I can empathize with my colleagues when it comes to working with technology. I spent a good chunk of last week creating an example of a simulated message board with annotations for our Demo course for Axio Learning Online. Although it sounds like a very simple task, it has quite a few layers to it. First, you have to create an instructor (at least one, but there can be more) and several students in the course. Then you have to individually log into the Message Board as each person and contribute to the threaded discussion. This takes some time as it is, plus it has to sound and look authentic to a user. My colleague actually created a profile on each student, making it easier to create a different image about each student in the Message Board (typical of what you would expect in a real class).

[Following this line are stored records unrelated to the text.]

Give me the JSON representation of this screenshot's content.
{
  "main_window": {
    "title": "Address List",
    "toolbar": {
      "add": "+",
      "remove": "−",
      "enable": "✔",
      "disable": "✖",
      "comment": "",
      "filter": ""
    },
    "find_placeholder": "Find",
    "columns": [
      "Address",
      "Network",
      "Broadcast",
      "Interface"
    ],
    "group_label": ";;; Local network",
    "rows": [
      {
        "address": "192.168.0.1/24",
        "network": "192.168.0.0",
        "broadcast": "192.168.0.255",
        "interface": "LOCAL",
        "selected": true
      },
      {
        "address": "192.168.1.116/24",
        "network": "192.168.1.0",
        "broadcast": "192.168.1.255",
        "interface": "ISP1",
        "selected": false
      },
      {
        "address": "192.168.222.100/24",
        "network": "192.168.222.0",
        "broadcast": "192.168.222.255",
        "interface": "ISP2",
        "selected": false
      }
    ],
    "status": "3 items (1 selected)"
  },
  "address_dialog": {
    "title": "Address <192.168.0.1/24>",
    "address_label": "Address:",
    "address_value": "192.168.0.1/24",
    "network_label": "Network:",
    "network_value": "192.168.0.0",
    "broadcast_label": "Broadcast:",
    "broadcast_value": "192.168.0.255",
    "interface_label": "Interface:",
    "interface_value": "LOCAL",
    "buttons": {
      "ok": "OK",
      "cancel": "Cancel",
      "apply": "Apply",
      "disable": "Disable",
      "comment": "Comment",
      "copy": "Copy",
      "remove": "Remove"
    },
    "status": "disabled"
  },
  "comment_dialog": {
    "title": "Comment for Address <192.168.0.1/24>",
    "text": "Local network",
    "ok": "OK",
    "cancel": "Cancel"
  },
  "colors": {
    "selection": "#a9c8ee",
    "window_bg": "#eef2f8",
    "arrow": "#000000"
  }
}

After the threads were created, I used Captivate to capture screen shots of the message board, then I used the text feature to annotate. The next steps were choosing the color and shape of the text balloons, setting the mouse in the right place, making sure the text balloons were placed appropriately on the page and not obstructing the users view of the video, and making sure all the simulation pieces flowed well together. It's important to make sure this simulation covers all the functions and features available to the student. Once the tutorial is created, there still lies a process of publishing the tutorial and reviewing to see if the text and screen slides are all flowing together in a timely manner.
After several iterations, tweaking, and publishing the files several times out of Captivate and uploading it into Axio Learning Online, I was done. By then I had wasted good two days, though. Working with technology takes time, and if you ask anyone who has created any multimedia before, they would attest to this.